5) Lightly wipe (do not wash in water!) the frying pan with clean kitchen paper. Drop in some butter. Switch on heat to medium and lightly saute/fry first the cauliflower for a couple of minutes with a little salt and pepper, and put aside. Do the same with potatoes. This will help the vegetables “suck in” the gratin taste.
6) Preheat oven at 180 degrees Celsius (medium high)
7) Drop the butter (50g) into frying pan and let melt. Drop in flour and stir until smooth. Pour in the seafood juices (“soup”) and stir. Once smooth, add milk half by half and keep stirring until it has reached the appropriate consistency. Switch off fire.
First stir in the curry paste, then crab “miso/brains”. Add salt, pepper, nutmeg and laurel to taste. Add crab and basil and stir until you have reached a certain homogeneity.
8) In a large shallow oven dish, place potatoes, cauliflower, mussles and oyters equally (to avoid arguments!). No need to butter the dish beforehand as all ingredients contain enough fat.
Spread white sauce equally over vegetables and seafood. Sprinkle the lot with shredded cheese (the more, the better for those who like their gratin with a dark cheese “topping”!).
Cook in oven for 30 minutes, or until it has reached the appropriate colour (all the ingredients having been cooked, nothing to worry about if you decide to cook it at 250 degrees Celsius to just grill the top).

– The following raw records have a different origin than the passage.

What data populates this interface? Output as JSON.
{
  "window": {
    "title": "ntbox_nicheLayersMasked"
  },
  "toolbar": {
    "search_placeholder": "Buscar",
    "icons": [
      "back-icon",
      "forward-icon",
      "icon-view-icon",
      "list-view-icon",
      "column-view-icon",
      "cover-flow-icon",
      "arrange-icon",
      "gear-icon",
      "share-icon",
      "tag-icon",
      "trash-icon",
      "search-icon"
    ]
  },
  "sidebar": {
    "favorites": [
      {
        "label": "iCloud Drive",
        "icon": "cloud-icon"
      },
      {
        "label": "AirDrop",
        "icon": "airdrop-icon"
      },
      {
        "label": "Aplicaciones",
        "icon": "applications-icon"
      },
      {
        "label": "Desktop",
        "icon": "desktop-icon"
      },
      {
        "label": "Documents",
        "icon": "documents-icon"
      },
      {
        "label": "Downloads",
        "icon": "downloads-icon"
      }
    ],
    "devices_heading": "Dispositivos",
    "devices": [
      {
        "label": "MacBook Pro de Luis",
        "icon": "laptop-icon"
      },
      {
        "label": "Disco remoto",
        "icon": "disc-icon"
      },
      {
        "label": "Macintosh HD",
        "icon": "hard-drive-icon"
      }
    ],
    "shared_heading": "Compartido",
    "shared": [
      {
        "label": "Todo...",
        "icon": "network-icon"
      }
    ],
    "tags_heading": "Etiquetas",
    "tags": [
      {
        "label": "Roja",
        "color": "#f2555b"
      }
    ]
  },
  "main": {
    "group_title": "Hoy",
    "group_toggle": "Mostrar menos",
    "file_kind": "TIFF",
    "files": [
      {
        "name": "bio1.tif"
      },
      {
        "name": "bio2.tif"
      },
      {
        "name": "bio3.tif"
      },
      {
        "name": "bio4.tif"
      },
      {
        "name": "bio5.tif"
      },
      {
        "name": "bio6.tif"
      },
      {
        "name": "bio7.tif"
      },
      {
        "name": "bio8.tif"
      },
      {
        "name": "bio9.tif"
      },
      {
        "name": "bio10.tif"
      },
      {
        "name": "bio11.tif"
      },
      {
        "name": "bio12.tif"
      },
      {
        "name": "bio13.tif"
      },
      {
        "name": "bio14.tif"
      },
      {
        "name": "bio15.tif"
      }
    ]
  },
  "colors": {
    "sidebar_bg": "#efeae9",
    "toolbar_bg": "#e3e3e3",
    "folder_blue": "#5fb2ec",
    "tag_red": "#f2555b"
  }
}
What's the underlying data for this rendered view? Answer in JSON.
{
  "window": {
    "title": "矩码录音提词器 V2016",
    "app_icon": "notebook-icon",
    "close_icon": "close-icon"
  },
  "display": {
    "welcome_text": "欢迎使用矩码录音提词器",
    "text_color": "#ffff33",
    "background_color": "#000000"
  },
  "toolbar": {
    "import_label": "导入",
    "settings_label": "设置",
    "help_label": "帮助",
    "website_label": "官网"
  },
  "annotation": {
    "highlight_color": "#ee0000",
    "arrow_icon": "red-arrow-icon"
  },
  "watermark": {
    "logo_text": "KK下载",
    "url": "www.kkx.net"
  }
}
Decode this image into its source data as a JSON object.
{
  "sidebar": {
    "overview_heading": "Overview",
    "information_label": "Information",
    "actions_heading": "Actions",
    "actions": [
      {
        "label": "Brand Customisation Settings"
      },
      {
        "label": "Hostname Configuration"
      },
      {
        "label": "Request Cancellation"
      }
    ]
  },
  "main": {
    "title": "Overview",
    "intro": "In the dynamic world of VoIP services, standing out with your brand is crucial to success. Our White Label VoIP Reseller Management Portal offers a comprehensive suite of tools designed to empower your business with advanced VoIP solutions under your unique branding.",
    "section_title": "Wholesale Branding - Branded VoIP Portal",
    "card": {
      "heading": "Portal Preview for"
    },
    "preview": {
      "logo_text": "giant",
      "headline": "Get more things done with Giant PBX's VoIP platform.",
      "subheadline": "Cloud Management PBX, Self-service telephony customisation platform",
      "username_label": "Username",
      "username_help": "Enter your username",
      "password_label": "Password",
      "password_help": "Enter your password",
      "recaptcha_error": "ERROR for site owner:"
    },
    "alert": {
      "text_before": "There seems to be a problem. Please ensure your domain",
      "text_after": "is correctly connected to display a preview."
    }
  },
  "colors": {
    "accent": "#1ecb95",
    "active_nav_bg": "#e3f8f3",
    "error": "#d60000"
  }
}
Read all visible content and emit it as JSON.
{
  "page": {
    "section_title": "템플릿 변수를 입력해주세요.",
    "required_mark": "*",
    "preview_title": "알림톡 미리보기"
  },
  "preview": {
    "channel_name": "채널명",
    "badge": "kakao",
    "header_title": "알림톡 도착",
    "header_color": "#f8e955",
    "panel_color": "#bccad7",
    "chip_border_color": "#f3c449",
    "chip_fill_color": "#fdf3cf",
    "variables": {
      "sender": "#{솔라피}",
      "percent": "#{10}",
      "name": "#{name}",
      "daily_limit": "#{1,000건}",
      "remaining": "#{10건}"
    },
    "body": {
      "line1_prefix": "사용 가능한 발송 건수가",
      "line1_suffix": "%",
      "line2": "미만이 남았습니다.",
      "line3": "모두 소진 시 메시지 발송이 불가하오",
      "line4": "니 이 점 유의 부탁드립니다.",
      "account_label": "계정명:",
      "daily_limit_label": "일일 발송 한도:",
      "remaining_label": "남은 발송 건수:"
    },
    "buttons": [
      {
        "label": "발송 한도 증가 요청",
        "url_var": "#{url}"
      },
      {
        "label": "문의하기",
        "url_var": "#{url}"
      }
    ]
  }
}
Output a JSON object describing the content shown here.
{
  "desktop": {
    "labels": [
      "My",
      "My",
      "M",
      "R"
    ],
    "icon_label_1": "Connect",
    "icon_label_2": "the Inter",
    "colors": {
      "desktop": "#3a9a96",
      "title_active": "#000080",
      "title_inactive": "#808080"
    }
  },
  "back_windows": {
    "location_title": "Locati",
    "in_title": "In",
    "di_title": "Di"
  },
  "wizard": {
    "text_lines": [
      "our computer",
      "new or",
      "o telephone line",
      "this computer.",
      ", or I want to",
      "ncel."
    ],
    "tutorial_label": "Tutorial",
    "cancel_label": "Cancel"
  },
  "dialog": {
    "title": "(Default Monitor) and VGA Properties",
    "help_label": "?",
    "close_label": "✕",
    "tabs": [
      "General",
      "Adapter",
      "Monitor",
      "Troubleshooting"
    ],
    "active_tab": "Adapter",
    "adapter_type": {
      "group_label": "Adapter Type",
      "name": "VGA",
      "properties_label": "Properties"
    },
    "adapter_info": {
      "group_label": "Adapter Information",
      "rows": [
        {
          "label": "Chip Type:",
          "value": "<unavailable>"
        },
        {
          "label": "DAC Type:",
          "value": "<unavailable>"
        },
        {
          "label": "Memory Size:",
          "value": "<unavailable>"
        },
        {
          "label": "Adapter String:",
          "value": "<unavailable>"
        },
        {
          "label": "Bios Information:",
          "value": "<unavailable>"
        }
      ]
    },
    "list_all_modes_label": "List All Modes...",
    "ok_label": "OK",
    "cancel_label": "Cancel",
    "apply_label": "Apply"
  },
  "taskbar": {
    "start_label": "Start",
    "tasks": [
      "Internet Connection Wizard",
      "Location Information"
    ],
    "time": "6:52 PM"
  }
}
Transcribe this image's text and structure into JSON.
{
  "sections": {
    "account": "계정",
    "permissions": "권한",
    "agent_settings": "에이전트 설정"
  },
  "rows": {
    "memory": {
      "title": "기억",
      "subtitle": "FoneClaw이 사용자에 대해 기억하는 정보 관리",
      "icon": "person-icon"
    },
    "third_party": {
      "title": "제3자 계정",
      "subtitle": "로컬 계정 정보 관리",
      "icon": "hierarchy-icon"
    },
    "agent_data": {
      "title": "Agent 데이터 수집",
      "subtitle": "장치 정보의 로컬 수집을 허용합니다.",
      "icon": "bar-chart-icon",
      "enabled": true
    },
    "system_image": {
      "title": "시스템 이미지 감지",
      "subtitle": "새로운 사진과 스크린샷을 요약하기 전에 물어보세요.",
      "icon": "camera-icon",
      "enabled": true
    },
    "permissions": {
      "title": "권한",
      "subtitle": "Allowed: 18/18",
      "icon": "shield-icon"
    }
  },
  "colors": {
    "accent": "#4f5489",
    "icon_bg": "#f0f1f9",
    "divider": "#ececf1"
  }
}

Serve hot and enjoy. Of course, you could cook the gratin in individual dishes, but it is so nice to break the whole and serve it steaming onto the plate. Sorry, the pictures do not do justice to the dish, but then if it is looks you are caring about, you could always ask for it at a restaurant! LOL

Small secret: Cook everything in the same large non-stick frying pan. Wipe it, do not wash it! It will give this extra taste!

More recipes with mussles coming soon!